In most of Afridi's strokes there seems little sophistication. Most, but not all; when he hits straight, high or skimming the grass, he has no technique - as most know the term. The hand-eye coordination, straightness of blade - and the firmness of intention behind it - render technique impotent as they did when he brought up his 50 in Kanpur with a defensive push, arrow-straight down the ground off Zaheer Khan. Next ball, as if vindictively, he reverted to a hideous, shameless cross-batted slog near midwicket for six.
His forearms are not Popeye-esque, but they aren't far off. And though reports of the bone-crunching strength of his handshake may have been exaggerated, there is frightening power in his wrists. Among his record 204 sixes in ODIs, a recent one stands out. It was to a goodish-length ball from Shane Watson in the VB series final at Melbourne, and Afridi met it outside off, crouching, with a little flick of his wrists. It was a quasi-sweep but it sailed over. In India, off his hips, thighs and toes, to square or fine leg, he flicked with the best of them. Sometimes he square-drove or cut, and fleetingly he appeared conventional.
Not that it matters to him. "Cricket has changed. This is not the age of Hanif Mohammad - no disrespect - where feet must move with the bat like in a manual. You look at players like [Abdul] Razzaq or [Sanath] Jayasuriya who defy all that." Coaches have come, tried and left, Afridi has remained Afridi. "I don't listen because I have played like this forever. My batting has been maar-dhaar from childhood. I loved hitting the ball then and do so now.
"Subcontinent pitches help. Because the ball doesn't bounce, you tend to hit forward rather than square. I am good in the 'V' and my forearms help. I use my bottom hand more, although generally the top hand should get used more ... What's better? You have to speak to a proper batsman and ask."
And we're back: how can he be like this, still? And have a career strike-rate in ODIs of 107 (over 200 matches)? Is there no other like him? Even among freaks like Sehwag and Adam Gilchrist, is Afridi freakish still?
He prompts many questions, about the game and otherwise. Should you be judged, as a cricketer, only on consistency? In fact, given what he has done and is doing now, how important is consistency? Should you let him just get on with it, or should you work with him and mould him? Nature or nurture?
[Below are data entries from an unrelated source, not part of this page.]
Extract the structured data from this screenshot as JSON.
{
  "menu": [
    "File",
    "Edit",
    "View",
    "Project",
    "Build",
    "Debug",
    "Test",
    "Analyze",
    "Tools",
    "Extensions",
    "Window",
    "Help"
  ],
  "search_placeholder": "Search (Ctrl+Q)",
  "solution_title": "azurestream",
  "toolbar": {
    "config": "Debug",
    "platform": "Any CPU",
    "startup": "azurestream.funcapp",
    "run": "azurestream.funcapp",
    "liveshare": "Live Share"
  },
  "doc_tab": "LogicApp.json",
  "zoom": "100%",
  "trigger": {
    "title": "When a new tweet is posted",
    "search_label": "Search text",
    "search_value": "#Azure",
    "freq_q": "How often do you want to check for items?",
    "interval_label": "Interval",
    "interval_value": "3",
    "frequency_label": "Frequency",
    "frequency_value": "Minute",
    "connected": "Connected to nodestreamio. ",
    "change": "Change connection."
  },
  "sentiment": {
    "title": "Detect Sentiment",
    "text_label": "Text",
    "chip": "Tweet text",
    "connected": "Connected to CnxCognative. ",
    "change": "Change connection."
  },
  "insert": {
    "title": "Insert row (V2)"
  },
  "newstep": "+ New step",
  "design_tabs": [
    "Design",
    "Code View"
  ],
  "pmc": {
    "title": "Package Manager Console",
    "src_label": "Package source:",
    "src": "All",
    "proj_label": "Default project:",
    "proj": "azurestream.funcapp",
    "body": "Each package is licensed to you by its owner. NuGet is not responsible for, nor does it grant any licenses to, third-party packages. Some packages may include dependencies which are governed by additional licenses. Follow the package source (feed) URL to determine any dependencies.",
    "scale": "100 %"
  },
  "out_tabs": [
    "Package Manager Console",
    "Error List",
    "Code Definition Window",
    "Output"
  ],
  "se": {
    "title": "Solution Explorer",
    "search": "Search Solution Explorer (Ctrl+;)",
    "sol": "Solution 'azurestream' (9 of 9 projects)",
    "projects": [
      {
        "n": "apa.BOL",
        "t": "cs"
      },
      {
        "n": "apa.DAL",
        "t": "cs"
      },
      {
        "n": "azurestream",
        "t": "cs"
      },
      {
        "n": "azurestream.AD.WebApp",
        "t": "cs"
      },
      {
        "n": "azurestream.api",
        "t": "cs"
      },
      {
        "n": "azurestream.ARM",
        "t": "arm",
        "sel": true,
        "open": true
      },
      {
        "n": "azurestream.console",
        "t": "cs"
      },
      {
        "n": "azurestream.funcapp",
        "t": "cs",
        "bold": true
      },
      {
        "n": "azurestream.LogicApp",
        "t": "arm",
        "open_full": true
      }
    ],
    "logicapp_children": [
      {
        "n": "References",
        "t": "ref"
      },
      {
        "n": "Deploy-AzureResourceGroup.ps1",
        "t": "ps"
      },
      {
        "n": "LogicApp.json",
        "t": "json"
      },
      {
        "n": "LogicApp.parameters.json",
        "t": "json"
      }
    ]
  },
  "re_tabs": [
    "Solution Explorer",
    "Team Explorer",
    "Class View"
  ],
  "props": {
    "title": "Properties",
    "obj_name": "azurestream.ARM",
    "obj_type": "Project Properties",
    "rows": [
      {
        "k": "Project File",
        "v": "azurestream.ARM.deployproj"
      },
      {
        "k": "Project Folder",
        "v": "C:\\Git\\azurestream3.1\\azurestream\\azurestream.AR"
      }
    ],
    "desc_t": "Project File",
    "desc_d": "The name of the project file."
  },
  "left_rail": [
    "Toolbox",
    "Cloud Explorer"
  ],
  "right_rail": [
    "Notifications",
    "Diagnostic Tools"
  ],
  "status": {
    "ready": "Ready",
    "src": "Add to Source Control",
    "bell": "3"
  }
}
How good can he be? How good could he have been? None have an answer and perhaps it doesn't matter. Maybe we shouldn't expect anything of him as you wouldn't from a loved one. Maybe he is Pakistan cricket's serial one-night stand, not a love affair. Each time he leaves, there is guilt, a feeling of having been cheated, embarrassment, emptiness, and even indifference. But when he's around, in Nairobi, Kanpur, Chennai, Bangalore, there's nothing quite like him. That has to be treasured for what it is, no more, no less.
Graeme Smith was the last of South Africa's old guard. The roots of the new one need to grow deeper
Graeme Smith was the last of South Africa's old guard. The roots of the new one need to grow deeper